Marie Maynard Daly


Marie Maynard Daly (1921–2003; Graduate School of Arts and Sciences 1947) was born on April 16, 1921, in Queens, New York. Daly received her B.S. and M.S. in chemistry at Queens College and New York University, respectively.

After completing a Ph.D. at Columbia—and becoming the first African American woman to obtain a Ph.D. in chemistry—Daly taught and conducted research. At Columbia, her research focused on how the body's chemicals help digest food. Fascinated by the human body's complicated inner workings, Daly is best known for research geared toward practical applications for health and nutrition, she investigated the effects of cholesterol, sugars, and other nutrients on the heart. Her research disclosed the relationship between high cholesterol and clogged arteries and increased our understanding of how foods and diet affect the health of the heart and the circulatory system.

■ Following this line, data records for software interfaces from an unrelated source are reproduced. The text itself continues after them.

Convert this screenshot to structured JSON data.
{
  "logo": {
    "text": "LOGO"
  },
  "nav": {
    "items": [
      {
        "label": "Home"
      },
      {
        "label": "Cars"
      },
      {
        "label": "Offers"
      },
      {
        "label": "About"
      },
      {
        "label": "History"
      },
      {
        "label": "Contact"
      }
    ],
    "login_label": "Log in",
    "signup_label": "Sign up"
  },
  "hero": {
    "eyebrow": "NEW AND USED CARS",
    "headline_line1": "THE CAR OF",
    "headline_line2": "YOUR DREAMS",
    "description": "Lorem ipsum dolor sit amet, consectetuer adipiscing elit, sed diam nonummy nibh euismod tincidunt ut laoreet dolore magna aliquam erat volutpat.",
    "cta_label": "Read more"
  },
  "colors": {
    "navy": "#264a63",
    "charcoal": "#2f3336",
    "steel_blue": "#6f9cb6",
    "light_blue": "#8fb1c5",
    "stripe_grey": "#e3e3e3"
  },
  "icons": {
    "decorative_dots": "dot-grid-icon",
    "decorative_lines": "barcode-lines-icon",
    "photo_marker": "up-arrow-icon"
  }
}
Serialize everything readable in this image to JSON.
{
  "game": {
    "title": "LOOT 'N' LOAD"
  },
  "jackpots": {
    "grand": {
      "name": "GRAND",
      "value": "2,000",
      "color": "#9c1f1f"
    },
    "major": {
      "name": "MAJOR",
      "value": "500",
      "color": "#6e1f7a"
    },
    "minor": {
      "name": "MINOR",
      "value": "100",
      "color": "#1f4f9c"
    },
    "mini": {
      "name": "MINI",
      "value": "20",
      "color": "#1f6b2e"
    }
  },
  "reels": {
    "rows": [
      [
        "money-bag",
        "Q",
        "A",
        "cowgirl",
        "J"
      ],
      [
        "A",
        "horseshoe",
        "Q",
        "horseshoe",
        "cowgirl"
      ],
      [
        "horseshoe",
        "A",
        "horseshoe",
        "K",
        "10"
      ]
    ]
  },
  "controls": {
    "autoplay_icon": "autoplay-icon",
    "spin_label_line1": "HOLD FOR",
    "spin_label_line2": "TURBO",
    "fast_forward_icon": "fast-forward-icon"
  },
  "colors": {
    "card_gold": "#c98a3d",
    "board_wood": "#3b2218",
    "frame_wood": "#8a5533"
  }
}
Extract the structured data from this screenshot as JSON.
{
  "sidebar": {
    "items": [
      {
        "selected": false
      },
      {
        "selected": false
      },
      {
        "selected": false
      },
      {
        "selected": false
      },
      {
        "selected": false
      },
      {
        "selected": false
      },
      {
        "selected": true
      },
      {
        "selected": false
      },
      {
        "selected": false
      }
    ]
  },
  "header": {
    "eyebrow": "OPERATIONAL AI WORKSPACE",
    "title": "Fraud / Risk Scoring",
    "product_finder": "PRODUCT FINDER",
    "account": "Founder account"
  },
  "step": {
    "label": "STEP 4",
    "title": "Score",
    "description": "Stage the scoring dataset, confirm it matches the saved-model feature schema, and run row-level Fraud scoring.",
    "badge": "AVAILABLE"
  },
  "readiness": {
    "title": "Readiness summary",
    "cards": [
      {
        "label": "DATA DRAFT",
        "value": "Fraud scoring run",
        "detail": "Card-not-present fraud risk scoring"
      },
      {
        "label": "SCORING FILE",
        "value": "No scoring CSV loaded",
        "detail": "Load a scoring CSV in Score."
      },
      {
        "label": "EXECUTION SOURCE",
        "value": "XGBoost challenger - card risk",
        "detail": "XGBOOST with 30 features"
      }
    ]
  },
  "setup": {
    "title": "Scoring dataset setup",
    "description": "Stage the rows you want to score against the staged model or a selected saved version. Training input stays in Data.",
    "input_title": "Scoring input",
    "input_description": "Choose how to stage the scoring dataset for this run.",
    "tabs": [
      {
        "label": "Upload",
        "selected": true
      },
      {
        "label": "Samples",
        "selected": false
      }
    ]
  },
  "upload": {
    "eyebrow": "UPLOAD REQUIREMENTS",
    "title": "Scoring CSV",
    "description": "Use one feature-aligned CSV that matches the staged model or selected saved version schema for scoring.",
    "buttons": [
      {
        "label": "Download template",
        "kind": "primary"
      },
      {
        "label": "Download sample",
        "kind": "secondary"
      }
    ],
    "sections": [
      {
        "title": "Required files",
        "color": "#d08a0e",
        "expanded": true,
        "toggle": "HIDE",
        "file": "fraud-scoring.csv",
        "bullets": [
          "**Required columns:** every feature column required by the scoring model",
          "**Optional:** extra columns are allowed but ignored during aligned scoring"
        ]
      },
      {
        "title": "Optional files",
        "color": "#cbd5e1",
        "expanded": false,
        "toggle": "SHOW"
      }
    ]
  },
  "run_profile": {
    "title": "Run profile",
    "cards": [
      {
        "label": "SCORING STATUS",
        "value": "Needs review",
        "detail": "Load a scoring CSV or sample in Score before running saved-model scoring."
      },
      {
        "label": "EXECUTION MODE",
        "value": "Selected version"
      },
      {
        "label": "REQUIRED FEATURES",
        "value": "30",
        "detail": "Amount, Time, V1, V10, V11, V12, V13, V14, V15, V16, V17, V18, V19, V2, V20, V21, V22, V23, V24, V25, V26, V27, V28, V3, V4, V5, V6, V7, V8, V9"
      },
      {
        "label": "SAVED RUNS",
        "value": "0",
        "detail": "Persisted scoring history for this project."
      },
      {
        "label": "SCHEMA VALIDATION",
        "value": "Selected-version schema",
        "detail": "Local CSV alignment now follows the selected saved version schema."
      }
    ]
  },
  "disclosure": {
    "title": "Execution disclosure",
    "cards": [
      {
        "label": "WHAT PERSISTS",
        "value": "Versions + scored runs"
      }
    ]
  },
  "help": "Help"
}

Daly also taught biochemistry at Columbia’s College of Physicians and Surgeons. In 1988, she started a scholarship, in honor of her father, for minority students who want to study science at Queens College.

Read more about Marie Maynard Daly and her extraordinary life and career.